Until recently, ITM focused on building small devices for facilities like gas stations, some of which were operated by Shell, which served a handful of hydrogen-powered vehicles. Today, it is pursuing much larger projects capable of running enough hydrogen to power the fleets of trucks or buses. It has partnered with Linde, the German industrial gas supplier, which has a 17% stake in ITM. This year it moved to the Sheffield plant - the size of two football pitches, said to be the world's largest electrolyser plant - with the aim of producing facilities in the world. industrial scale. The nerve centers of these gas factories are units with tightly stacked cells, like cafeteria trays, where the separation of hydrogen from water takes place. Many modules can be linked together to create very large installations which will in turn be able to produce clean and abundant hydrogen.

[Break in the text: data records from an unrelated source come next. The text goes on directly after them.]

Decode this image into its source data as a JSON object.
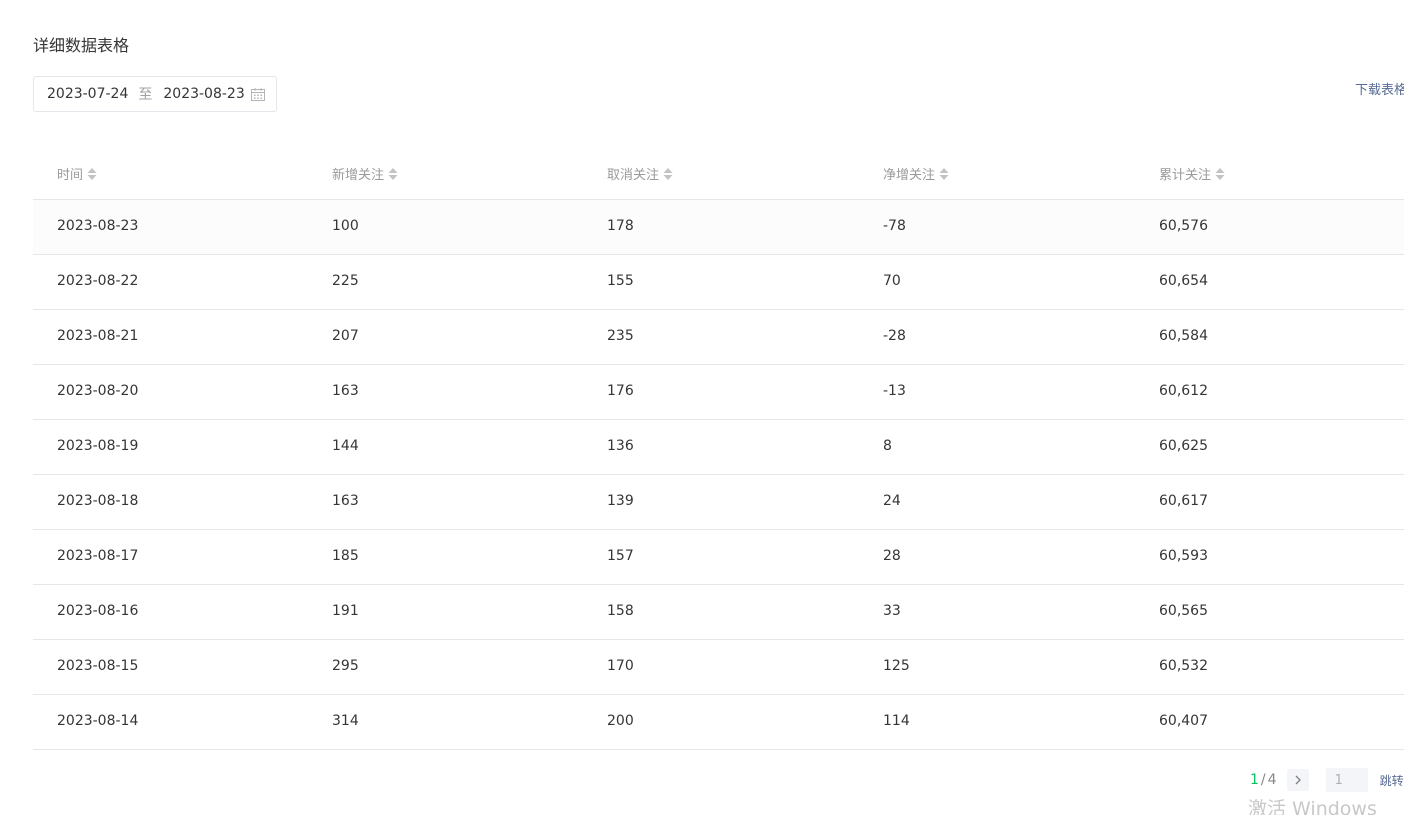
{
  "section": {
    "title": "详细数据表格"
  },
  "date_range": {
    "start": "2023-07-24",
    "separator": "至",
    "end": "2023-08-23",
    "icon": "calendar-icon"
  },
  "actions": {
    "download_label": "下载表格"
  },
  "table": {
    "columns": [
      "时间",
      "新增关注",
      "取消关注",
      "净增关注",
      "累计关注"
    ],
    "rows": [
      [
        "2023-08-23",
        "100",
        "178",
        "-78",
        "60,576"
      ],
      [
        "2023-08-22",
        "225",
        "155",
        "70",
        "60,654"
      ],
      [
        "2023-08-21",
        "207",
        "235",
        "-28",
        "60,584"
      ],
      [
        "2023-08-20",
        "163",
        "176",
        "-13",
        "60,612"
      ],
      [
        "2023-08-19",
        "144",
        "136",
        "8",
        "60,625"
      ],
      [
        "2023-08-18",
        "163",
        "139",
        "24",
        "60,617"
      ],
      [
        "2023-08-17",
        "185",
        "157",
        "28",
        "60,593"
      ],
      [
        "2023-08-16",
        "191",
        "158",
        "33",
        "60,565"
      ],
      [
        "2023-08-15",
        "295",
        "170",
        "125",
        "60,532"
      ],
      [
        "2023-08-14",
        "314",
        "200",
        "114",
        "60,407"
      ]
    ]
  },
  "pagination": {
    "current": "1",
    "separator": "/",
    "total": "4",
    "next_icon": "chevron-right-icon",
    "input_value": "1",
    "jump_label": "跳转"
  },
  "watermark": {
    "text": "激活 Windows"
  },
  "colors": {
    "accent_green": "#07c160",
    "link_blue": "#576b95",
    "border": "#e7e7eb",
    "muted_text": "#9a9a9a"
  }
}
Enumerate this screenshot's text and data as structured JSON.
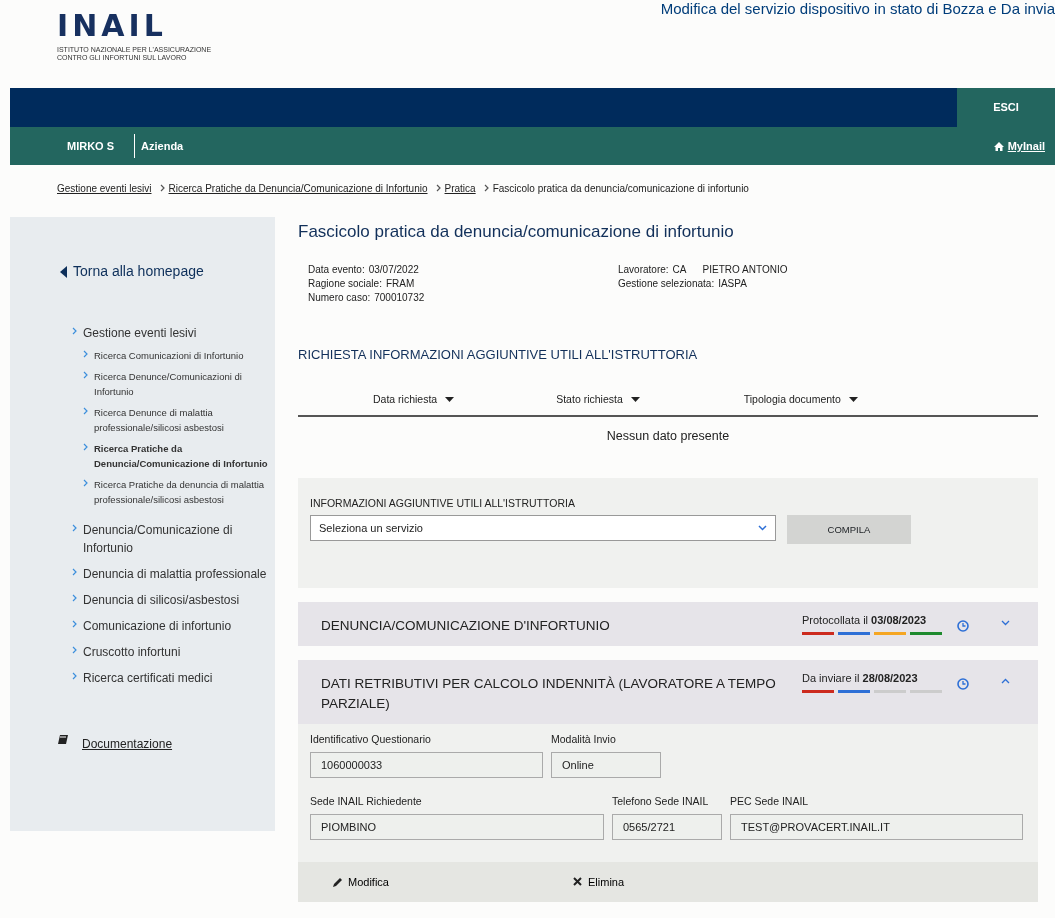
{
  "banner_text": "Modifica del servizio dispositivo in stato di Bozza e Da invia",
  "logo": {
    "name": "INAIL",
    "subtitle": "ISTITUTO NAZIONALE PER L'ASSICURAZIONE CONTRO GLI INFORTUNI SUL LAVORO"
  },
  "top_bar": {
    "logout": "ESCI"
  },
  "user_bar": {
    "user": "MIRKO S",
    "role": "Azienda",
    "link": "MyInail"
  },
  "breadcrumb": [
    {
      "label": "Gestione eventi lesivi",
      "link": true
    },
    {
      "label": "Ricerca Pratiche da Denuncia/Comunicazione di Infortunio",
      "link": true
    },
    {
      "label": "Pratica",
      "link": true
    },
    {
      "label": "Fascicolo pratica da denuncia/comunicazione di infortunio",
      "link": false
    }
  ],
  "sidebar": {
    "back": "Torna alla homepage",
    "items": [
      {
        "label": "Gestione eventi lesivi",
        "selected": false,
        "children": [
          {
            "label": "Ricerca Comunicazioni di Infortunio",
            "selected": false
          },
          {
            "label": "Ricerca Denunce/Comunicazioni di Infortunio",
            "selected": false
          },
          {
            "label": "Ricerca Denunce di malattia professionale/silicosi asbestosi",
            "selected": false
          },
          {
            "label": "Ricerca Pratiche da Denuncia/Comunicazione di Infortunio",
            "selected": true
          },
          {
            "label": "Ricerca Pratiche da denuncia di malattia professionale/silicosi asbestosi",
            "selected": false
          }
        ]
      },
      {
        "label": "Denuncia/Comunicazione di Infortunio",
        "selected": false
      },
      {
        "label": "Denuncia di malattia professionale",
        "selected": false
      },
      {
        "label": "Denuncia di silicosi/asbestosi",
        "selected": false
      },
      {
        "label": "Comunicazione di infortunio",
        "selected": false
      },
      {
        "label": "Cruscotto infortuni",
        "selected": false
      },
      {
        "label": "Ricerca certificati medici",
        "selected": false
      }
    ],
    "documentation": "Documentazione"
  },
  "page_title": "Fascicolo pratica da denuncia/comunicazione di infortunio",
  "summary": {
    "left": [
      {
        "label": "Data evento:",
        "value": "03/07/2022"
      },
      {
        "label": "Ragione sociale:",
        "value": "FRAM"
      },
      {
        "label": "Numero caso:",
        "value": "700010732"
      }
    ],
    "right": [
      {
        "label": "Lavoratore:",
        "value": "CA      PIETRO ANTONIO"
      },
      {
        "label": "Gestione selezionata:",
        "value": "IASPA"
      }
    ]
  },
  "requests": {
    "title": "RICHIESTA INFORMAZIONI AGGIUNTIVE UTILI ALL'ISTRUTTORIA",
    "columns": [
      "Data richiesta",
      "Stato richiesta",
      "Tipologia documento"
    ],
    "empty": "Nessun dato presente"
  },
  "service_form": {
    "label": "INFORMAZIONI AGGIUNTIVE UTILI ALL'ISTRUTTORIA",
    "select_value": "Seleziona un servizio",
    "button": "COMPILA"
  },
  "accordions": [
    {
      "title": "DENUNCIA/COMUNICAZIONE D'INFORTUNIO",
      "status": "Protocollata il",
      "date": "03/08/2023",
      "expanded": false,
      "steps": [
        {
          "color": "#cc2a1e"
        },
        {
          "color": "#2d6fd6"
        },
        {
          "color": "#f5a623"
        },
        {
          "color": "#1e8a2e"
        }
      ]
    },
    {
      "title": "DATI RETRIBUTIVI PER CALCOLO INDENNITÀ (LAVORATORE A TEMPO PARZIALE)",
      "status": "Da inviare il",
      "date": "28/08/2023",
      "expanded": true,
      "steps": [
        {
          "color": "#cc2a1e"
        },
        {
          "color": "#2d6fd6"
        },
        {
          "color": "#cccccc"
        },
        {
          "color": "#cccccc"
        }
      ],
      "fields": [
        [
          {
            "label": "Identificativo Questionario",
            "value": "1060000033"
          },
          {
            "label": "Modalità Invio",
            "value": "Online"
          }
        ],
        [
          {
            "label": "Sede INAIL Richiedente",
            "value": "PIOMBINO"
          },
          {
            "label": "Telefono Sede INAIL",
            "value": "0565/2721"
          },
          {
            "label": "PEC Sede INAIL",
            "value": "TEST@PROVACERT.INAIL.IT"
          }
        ]
      ],
      "actions": [
        {
          "kind": "edit",
          "label": "Modifica"
        },
        {
          "kind": "delete",
          "label": "Elimina"
        }
      ]
    }
  ]
}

Recently, Shell started operating one of ITM's largest electrolyzers at a refinery in Germany. Electricity will come from wind farms and hydrogen will be used to remove sulfur from fuels. Later, an expanded facility can produce hydrogen for an aviation fuel that burns with lower emissions. ITM is also working on a plant to supply up to 45 tonnes of hydrogen per day to an industrial area in the Humber region in north-east England. Electricity would come from an offshore wind farm.
Bigger machines coupled with cheaper renewable energies should improve the hydrogen economy. Researchers at McKinsey, the consultancy, expect green hydrogen to be cheap enough by 2030 to compete with other energy sources
For now, however, clean hydrogen projects require government subsidies, and customers should always be prepared to pay more for the energy they produce. For hydrogen to become a major energy source, it will require other big changes, such as regulations that encourage the use of green hydrogen in industry and heating. It will also need better infrastructure and consumers willing to adopt new habits. To take an example, it took a long time for hydrogen to establish itself as a fuel for cars despite the advantages such as longer ranges than contemporary electric batteries and the possibility of refueling in a few minutes. Shell has already built a network of hydrogen filling stations in Europe, but German automakers have chosen to focus on battery-powered vehicles. There are only 1,200 hydrogen fuel cell vehicles in Germany, and Shell concedes that hydrogen attracts few customers. At a Shell gas station in Frankfurt, the hydrogen pump was in the back, where customers clean the inside of their cars. A digital sign designed to display the price of hydrogen was placed near the entrance to the station, but it was dark.
The industry outlook "is very optimistic about how easy this will bring," said Stephanie Searle, director of the fuels program at the International Council on Clean Transportation in Washington. “But it's going to take a lot of commitment to get there. "
Sources: USA Today